▸ **Task description**:
Leave the images out and write out each entry exactly as shown.

▸ **Data**:

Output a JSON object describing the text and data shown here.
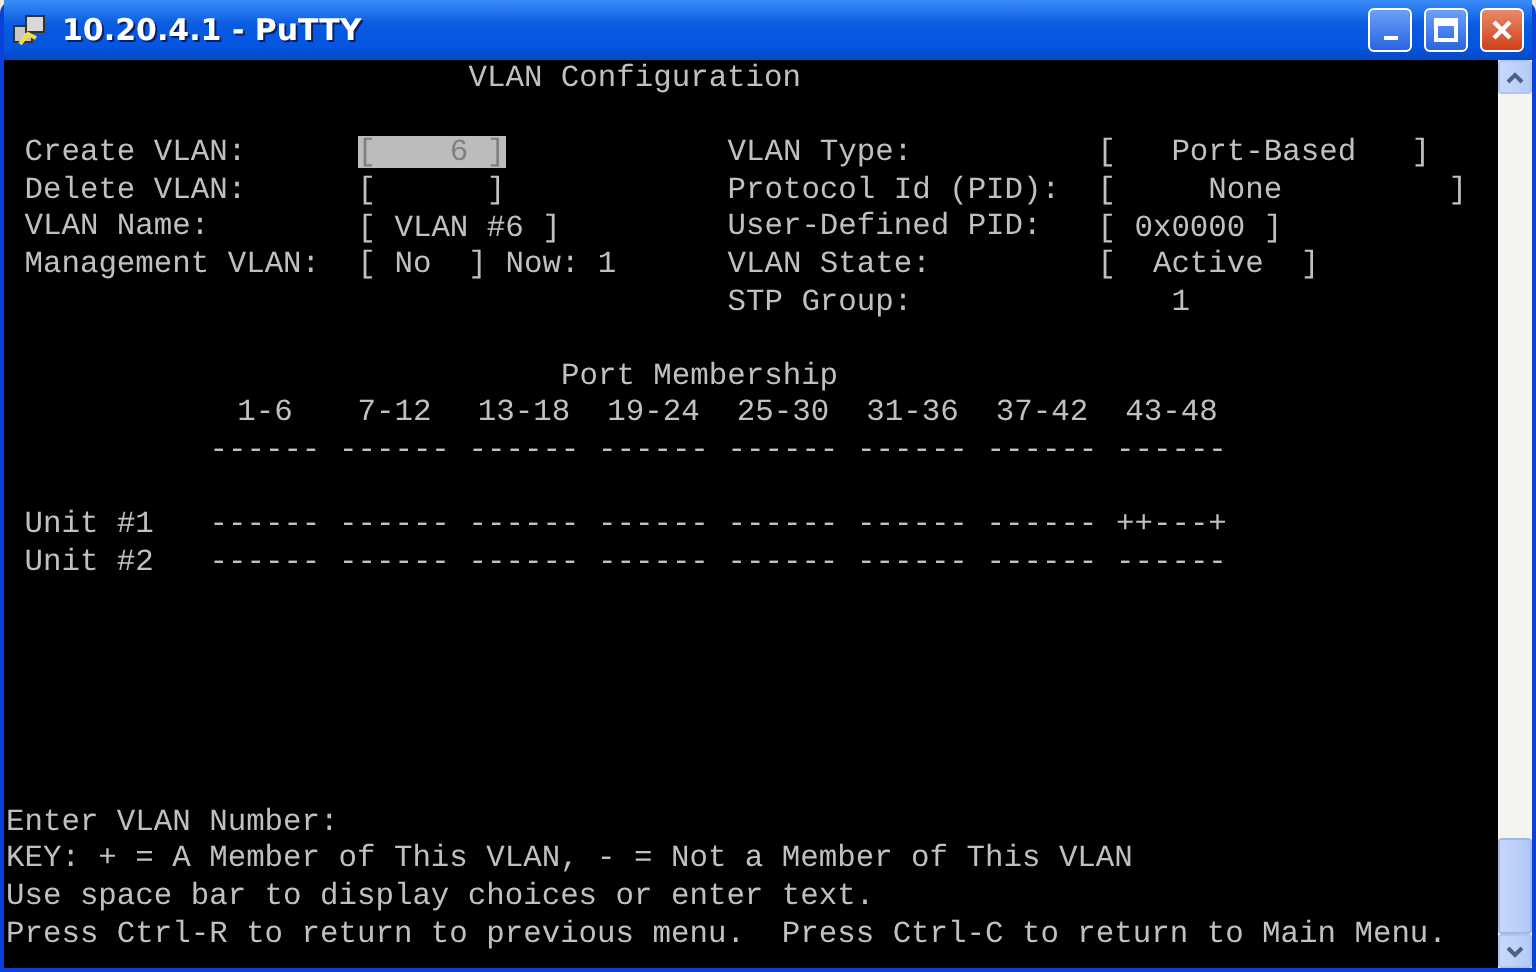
{
  "window": {
    "title": "10.20.4.1 - PuTTY"
  },
  "screen": {
    "title": "VLAN Configuration",
    "left_fields": [
      {
        "label": "Create VLAN:",
        "value": "[    6 ]",
        "focused": true
      },
      {
        "label": "Delete VLAN:",
        "value": "[      ]",
        "focused": false
      },
      {
        "label": "VLAN Name:",
        "value": "[ VLAN #6 ]",
        "focused": false
      },
      {
        "label": "Management VLAN:",
        "value": "[ No  ]",
        "focused": false,
        "note": "Now: 1"
      }
    ],
    "right_fields": [
      {
        "label": "VLAN Type:",
        "value": "[   Port-Based   ]",
        "focused": false
      },
      {
        "label": "Protocol Id (PID):",
        "value": "[     None         ]",
        "focused": false
      },
      {
        "label": "User-Defined PID:",
        "value": "[ 0x0000 ]",
        "focused": false
      },
      {
        "label": "VLAN State:",
        "value": "[  Active  ]",
        "focused": false
      },
      {
        "label": "STP Group:",
        "value": "1",
        "focused": false
      }
    ],
    "membership": {
      "title": "Port Membership",
      "columns": [
        "1-6",
        "7-12",
        "13-18",
        "19-24",
        "25-30",
        "31-36",
        "37-42",
        "43-48"
      ],
      "rules": [
        "------",
        "------",
        "------",
        "------",
        "------",
        "------",
        "------",
        "------"
      ],
      "units": [
        {
          "name": "Unit #1",
          "ports": [
            "------",
            "------",
            "------",
            "------",
            "------",
            "------",
            "------",
            "++---+"
          ]
        },
        {
          "name": "Unit #2",
          "ports": [
            "------",
            "------",
            "------",
            "------",
            "------",
            "------",
            "------",
            "------"
          ]
        }
      ]
    },
    "prompt": "Enter VLAN Number:",
    "help_lines": [
      "KEY: + = A Member of This VLAN, - = Not a Member of This VLAN",
      "Use space bar to display choices or enter text.",
      "Press Ctrl-R to return to previous menu.  Press Ctrl-C to return to Main Menu."
    ]
  }
}
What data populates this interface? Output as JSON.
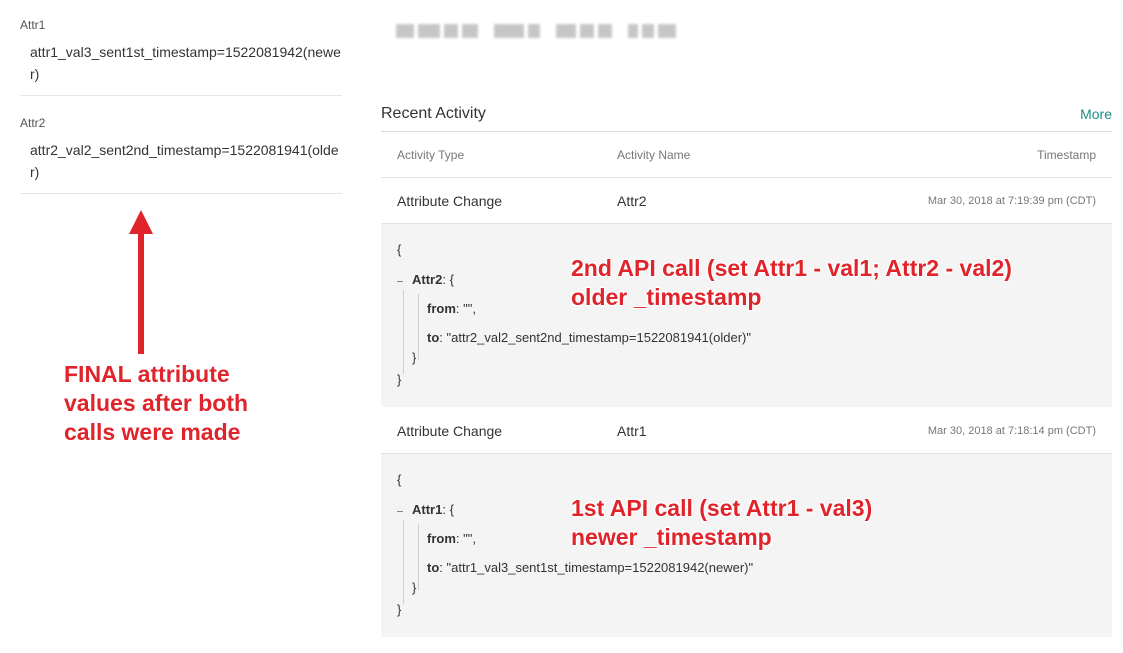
{
  "attributes": [
    {
      "name": "Attr1",
      "value": "attr1_val3_sent1st_timestamp=1522081942(newer)"
    },
    {
      "name": "Attr2",
      "value": "attr2_val2_sent2nd_timestamp=1522081941(older)"
    }
  ],
  "recent_activity": {
    "title": "Recent Activity",
    "more_label": "More",
    "columns": [
      "Activity Type",
      "Activity Name",
      "Timestamp"
    ],
    "rows": [
      {
        "type": "Attribute Change",
        "name": "Attr2",
        "timestamp": "Mar 30, 2018 at 7:19:39 pm (CDT)",
        "detail": {
          "open": "{",
          "key": "Attr2",
          "key_open": ": {",
          "from_label": "from",
          "from_value": ": \"\",",
          "to_label": "to",
          "to_value": ": \"attr2_val2_sent2nd_timestamp=1522081941(older)\"",
          "inner_close": "}",
          "close": "}"
        }
      },
      {
        "type": "Attribute Change",
        "name": "Attr1",
        "timestamp": "Mar 30, 2018 at 7:18:14 pm (CDT)",
        "detail": {
          "open": "{",
          "key": "Attr1",
          "key_open": ": {",
          "from_label": "from",
          "from_value": ": \"\",",
          "to_label": "to",
          "to_value": ": \"attr1_val3_sent1st_timestamp=1522081942(newer)\"",
          "inner_close": "}",
          "close": "}"
        }
      }
    ]
  },
  "annotations": {
    "final": "FINAL attribute\nvalues after both\ncalls were made",
    "call2": "2nd API call (set Attr1 - val1; Attr2 - val2)\nolder _timestamp",
    "call1": "1st API call (set Attr1 - val3)\nnewer _timestamp"
  },
  "colors": {
    "annotation": "#e0242b",
    "link": "#1a8f8a",
    "detail_bg": "#f4f4f4"
  }
}
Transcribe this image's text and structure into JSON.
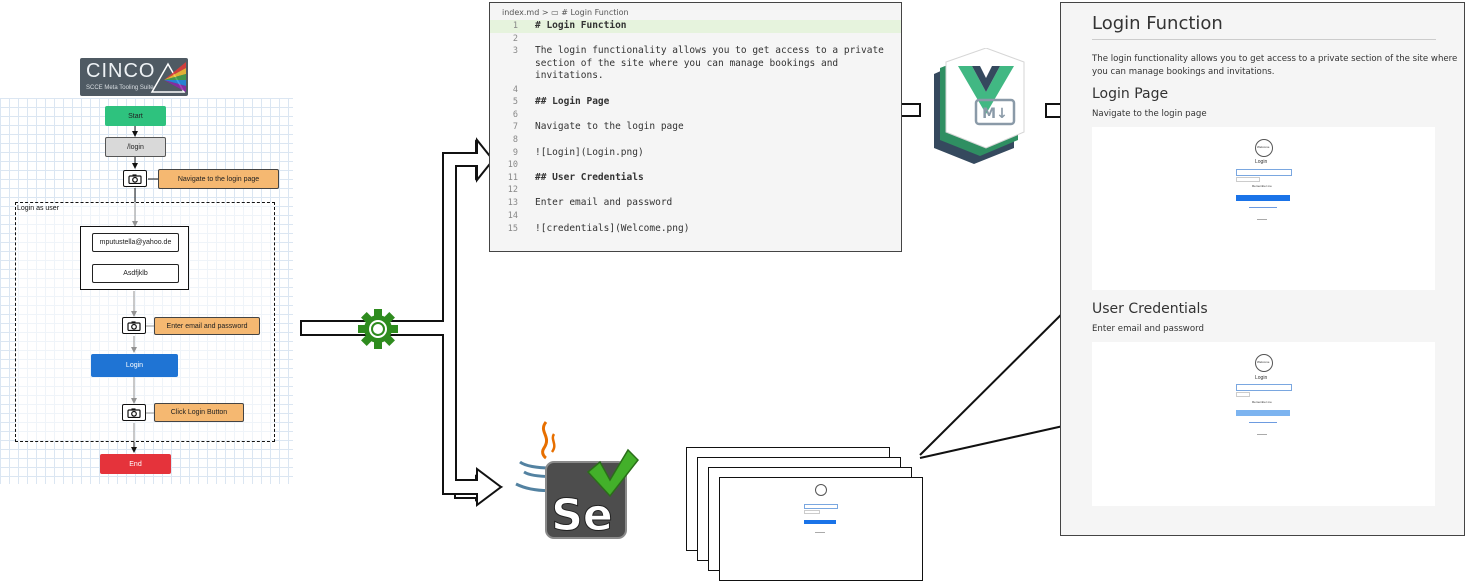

▸ **Solved exercise**:
Output a JSON object describing the text and data shown here.
{
  "window": {
    "title": "10.20.4.1 - PuTTY"
  },
  "screen": {
    "title": "VLAN Configuration",
    "left_fields": [
      {
        "label": "Create VLAN:",
        "value": "[    6 ]",
        "focused": true
      },
      {
        "label": "Delete VLAN:",
        "value": "[      ]",
        "focused": false
      },
      {
        "label": "VLAN Name:",
        "value": "[ VLAN #6 ]",
        "focused": false
      },
      {
        "label": "Management VLAN:",
        "value": "[ No  ]",
        "focused": false,
        "note": "Now: 1"
      }
    ],
    "right_fields": [
      {
        "label": "VLAN Type:",
        "value": "[   Port-Based   ]",
        "focused": false
      },
      {
        "label": "Protocol Id (PID):",
        "value": "[     None         ]",
        "focused": false
      },
      {
        "label": "User-Defined PID:",
        "value": "[ 0x0000 ]",
        "focused": false
      },
      {
        "label": "VLAN State:",
        "value": "[  Active  ]",
        "focused": false
      },
      {
        "label": "STP Group:",
        "value": "1",
        "focused": false
      }
    ],
    "membership": {
      "title": "Port Membership",
      "columns": [
        "1-6",
        "7-12",
        "13-18",
        "19-24",
        "25-30",
        "31-36",
        "37-42",
        "43-48"
      ],
      "rules": [
        "------",
        "------",
        "------",
        "------",
        "------",
        "------",
        "------",
        "------"
      ],
      "units": [
        {
          "name": "Unit #1",
          "ports": [
            "------",
            "------",
            "------",
            "------",
            "------",
            "------",
            "------",
            "++---+"
          ]
        },
        {
          "name": "Unit #2",
          "ports": [
            "------",
            "------",
            "------",
            "------",
            "------",
            "------",
            "------",
            "------"
          ]
        }
      ]
    },
    "prompt": "Enter VLAN Number:",
    "help_lines": [
      "KEY: + = A Member of This VLAN, - = Not a Member of This VLAN",
      "Use space bar to display choices or enter text.",
      "Press Ctrl-R to return to previous menu.  Press Ctrl-C to return to Main Menu."
    ]
  }
}
What data populates this interface? Output as JSON.
{
  "attributes": [
    {
      "name": "Attr1",
      "value": "attr1_val3_sent1st_timestamp=1522081942(newer)"
    },
    {
      "name": "Attr2",
      "value": "attr2_val2_sent2nd_timestamp=1522081941(older)"
    }
  ],
  "recent_activity": {
    "title": "Recent Activity",
    "more_label": "More",
    "columns": [
      "Activity Type",
      "Activity Name",
      "Timestamp"
    ],
    "rows": [
      {
        "type": "Attribute Change",
        "name": "Attr2",
        "timestamp": "Mar 30, 2018 at 7:19:39 pm (CDT)",
        "detail": {
          "open": "{",
          "key": "Attr2",
          "key_open": ": {",
          "from_label": "from",
          "from_value": ": \"\",",
          "to_label": "to",
          "to_value": ": \"attr2_val2_sent2nd_timestamp=1522081941(older)\"",
          "inner_close": "}",
          "close": "}"
        }
      },
      {
        "type": "Attribute Change",
        "name": "Attr1",
        "timestamp": "Mar 30, 2018 at 7:18:14 pm (CDT)",
        "detail": {
          "open": "{",
          "key": "Attr1",
          "key_open": ": {",
          "from_label": "from",
          "from_value": ": \"\",",
          "to_label": "to",
          "to_value": ": \"attr1_val3_sent1st_timestamp=1522081942(newer)\"",
          "inner_close": "}",
          "close": "}"
        }
      }
    ]
  },
  "annotations": {
    "final": "FINAL attribute\nvalues after both\ncalls were made",
    "call2": "2nd API call (set Attr1 - val1; Attr2 - val2)\nolder _timestamp",
    "call1": "1st API call (set Attr1 - val3)\nnewer _timestamp"
  },
  "colors": {
    "annotation": "#e0242b",
    "link": "#1a8f8a",
    "detail_bg": "#f4f4f4"
  }
}
Transcribe this image's text and structure into JSON.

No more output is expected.